Back injuries are both relatively common and potentially devastating. In many kinds of workplaces, preventing these incidents from occurring comes down to a blend of factors, from setting up the work environment in ergonomically friendly ways to investing in appropriate training. Many of the day-to-day activities performed by workers could be harmful if done in an incorrect manner. As a workplace leader, it’s up to you to make sure your team is staying safe.
What OSHA Says About Back Injuries
The Occupational Safety and Health Administration’s guide to back health in the workplace explains how this category of trauma can be broken down into two main types. Some back injuries build in intensity over time, due to an individual performing a repetitive action. Other back disorders are exacerbated by a single event, usually when an employee lifts a load in an improper way, or tries to pick up something too heavy. Even these acute issues typically involve gradual weakening over time before the inciting injury.
OSHA notes that back injuries are an important and costly problem to address in the workplace, despite the fact these traumas don’t typically lead to deaths. Back injuries are a major cause of suffering and disability for workers, as well as financial loss for their employers. Since the risk of back injury is greater among older employees, an aging workforce has made these problems more important to tackle than ever before.
The U.S. Department of Health & Human Services’ Federal Occupational Health agency indicated back injuries are responsible for nearly one-fifth of all workplace injuries and illnesses. Taking that much productivity out of the workforce comes with a high price tag for employers: Between $20 and $50 billion is lost every year due to workers who have suffered back trauma.
What leads to back disorders? OSHA notes there are several contributing factors, from stressful positioning, poor posture and bad ergonomic mechanics to single actions such as bending, twisting or reaching while lifting an object. Employees who try to lift objects on slippery floors or work while fatigued are at added risk of injury, as are those whose work areas are poorly designed or who haven’t maintained physical fitness. HHS explained how people who perform strengthening exercises and always display good form when lifting and carrying objects may be sparing themselves back stress. Formalizing these practices through policies and training is important.
How to Prevent Back Injuries
The first step in preventing back trauma in the workplace is to create an environment that promotes ergonomically sound practices. OSHA recommends companies should strive to reduce the amount of weight employees have to carry at any time, as well as the motion required. Platforms and conveyors carrying objects should be set at appropriate heights so workers are not constantly reaching up or bending down. When there is equipment in place to help handle heavy loads, it should be designed for easy use while the employee is standing upright.
Workstations and work benches can cause back injuries over time if they are set at the wrong height. Whether employees do their jobs standing or seated, they should be able to accomplish their tasks while in comfortable positions — fully upright or with their weight supported. Generally, facility operators seeking to make their spaces more ergonomically suitable for employees should bring things closer to employees’ grasp, cutting down on reaching, twisting and straining.
When setting roles and duties, employees can be rotated on and off intense tasks, given hourly breaks to recuperate, or teamed up so two people lift heavy loads. Leaders should also give thought to whether there are appropriate chairs, stools, footrests, mats and more in place.

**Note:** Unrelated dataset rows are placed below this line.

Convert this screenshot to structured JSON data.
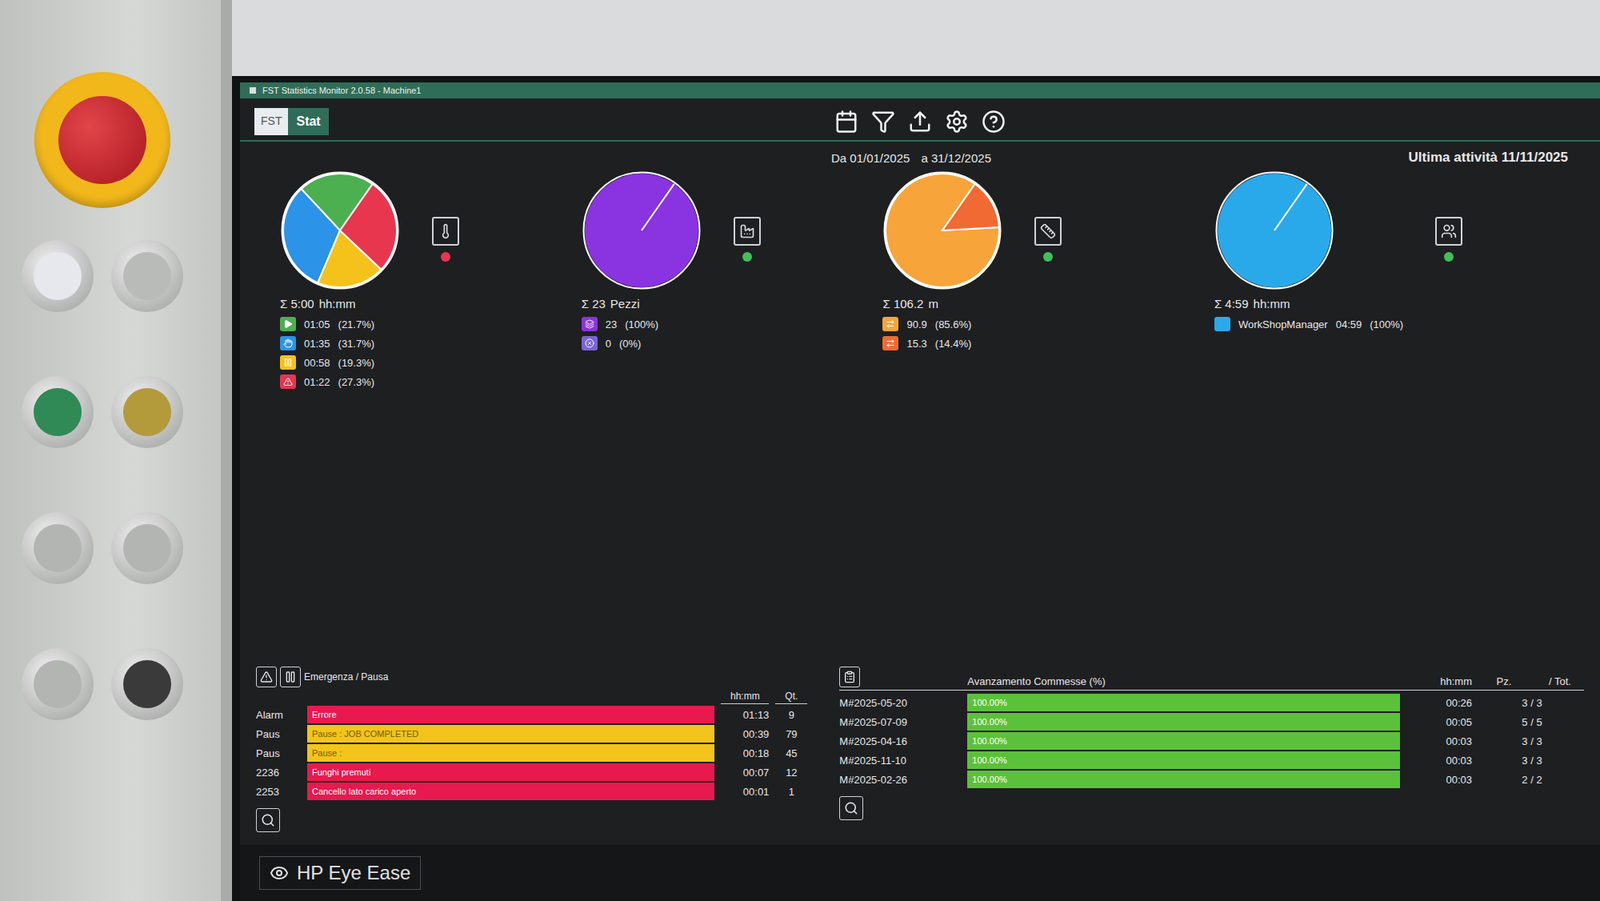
{
  "window": {
    "title": "FST Statistics Monitor 2.0.58 - Machine1"
  },
  "app": {
    "logo": "FST",
    "tab": "Stat"
  },
  "period": {
    "from": "Da 01/01/2025",
    "to": "a 31/12/2025"
  },
  "last_activity": "Ultima attività 11/11/2025",
  "charts": [
    {
      "total": "Σ 5:00",
      "unit": "hh:mm",
      "indicator": {
        "kind": "thermometer",
        "color": "#e8364f"
      },
      "legend": [
        {
          "kind": "run",
          "label": "",
          "value": "01:05",
          "percent": "(21.7%)",
          "color": "#4caf50",
          "amount": 65
        },
        {
          "kind": "manual",
          "label": "",
          "value": "01:35",
          "percent": "(31.7%)",
          "color": "#2b93e8",
          "amount": 95
        },
        {
          "kind": "pause",
          "label": "",
          "value": "00:58",
          "percent": "(19.3%)",
          "color": "#f5c21b",
          "amount": 58
        },
        {
          "kind": "alarm",
          "label": "",
          "value": "01:22",
          "percent": "(27.3%)",
          "color": "#e8364f",
          "amount": 82
        }
      ]
    },
    {
      "total": "Σ 23",
      "unit": "Pezzi",
      "indicator": {
        "kind": "factory",
        "color": "#3fbf5a"
      },
      "legend": [
        {
          "kind": "good",
          "label": "",
          "value": "23",
          "percent": "(100%)",
          "color": "#8a33e0",
          "amount": 23
        },
        {
          "kind": "scrap",
          "label": "",
          "value": "0",
          "percent": "(0%)",
          "color": "#7a63d8",
          "amount": 0
        }
      ]
    },
    {
      "total": "Σ 106.2",
      "unit": "m",
      "indicator": {
        "kind": "meter",
        "color": "#3fbf5a"
      },
      "legend": [
        {
          "kind": "work",
          "label": "",
          "value": "90.9",
          "percent": "(85.6%)",
          "color": "#f7a53a",
          "amount": 90.9
        },
        {
          "kind": "idle",
          "label": "",
          "value": "15.3",
          "percent": "(14.4%)",
          "color": "#f26a33",
          "amount": 15.3
        }
      ]
    },
    {
      "total": "Σ 4:59",
      "unit": "hh:mm",
      "indicator": {
        "kind": "user",
        "color": "#3fbf5a"
      },
      "legend": [
        {
          "kind": "user",
          "label": "WorkShopManager",
          "value": "04:59",
          "percent": "(100%)",
          "color": "#2aa9ea",
          "amount": 299
        }
      ]
    }
  ],
  "alarms": {
    "title": "Emergenza / Pausa",
    "columns": [
      "hh:mm",
      "Qt."
    ],
    "rows": [
      {
        "code": "Alarm",
        "text": "Errore",
        "time": "01:13",
        "qty": "9",
        "level": 1,
        "color": "#e8194f"
      },
      {
        "code": "Paus",
        "text": "Pause : JOB COMPLETED",
        "time": "00:39",
        "qty": "79",
        "level": 1,
        "color": "#f2c41c"
      },
      {
        "code": "Paus",
        "text": "Pause :",
        "time": "00:18",
        "qty": "45",
        "level": 1,
        "color": "#f2c41c"
      },
      {
        "code": "2236",
        "text": "Funghi premuti",
        "time": "00:07",
        "qty": "12",
        "level": 1,
        "color": "#e8194f"
      },
      {
        "code": "2253",
        "text": "Cancello lato carico aperto",
        "time": "00:01",
        "qty": "1",
        "level": 1,
        "color": "#e8194f"
      }
    ]
  },
  "jobs": {
    "title": "Avanzamento Commesse (%)",
    "columns": [
      "hh:mm",
      "Pz.",
      "/ Tot."
    ],
    "rows": [
      {
        "name": "M#2025-05-20",
        "progress": "100.00%",
        "level": 1,
        "time": "00:26",
        "pieces": "3 / 3"
      },
      {
        "name": "M#2025-07-09",
        "progress": "100.00%",
        "level": 1,
        "time": "00:05",
        "pieces": "5 / 5"
      },
      {
        "name": "M#2025-04-16",
        "progress": "100.00%",
        "level": 1,
        "time": "00:03",
        "pieces": "3 / 3"
      },
      {
        "name": "M#2025-11-10",
        "progress": "100.00%",
        "level": 1,
        "time": "00:03",
        "pieces": "3 / 3"
      },
      {
        "name": "M#2025-02-26",
        "progress": "100.00%",
        "level": 1,
        "time": "00:03",
        "pieces": "2 / 2"
      }
    ]
  },
  "monitor": {
    "label": "HP Eye Ease"
  }
}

OSHA’s specifications for back safety training programs state employees should learn multiple aspects of prevention, from the principles of safe movement to the procedures and methods used to report injuries before they reach critical levels. In addition to a general overview of back care, workers should be familiar with specific practices for their duties. Depending on the specific tasks associated with a role, from heavy lifting in a warehouse to sitting at a workstation, there will be unique best practices to learn.
Types of Back Injury Prevention Training
Picking the right back training program for a workplace involves matching the company’s needs. Some roles don’t involve lifting, while for others that is the primary injury risk factor. Different workplaces may also have different best practices regarding similar tasks. Construction site supervisors can opt for different safe lifting training than industrial facility operators, for example.
A modern, video-based approach to training can be a quick and effective way to get everyone up to speed on back safety. When training is delivered digitally, a company does not have to invest the time or budget required for an in-person session, and it’s simple to teach a new employee during orientation. You can take action against a very common category of workplace harm with this training.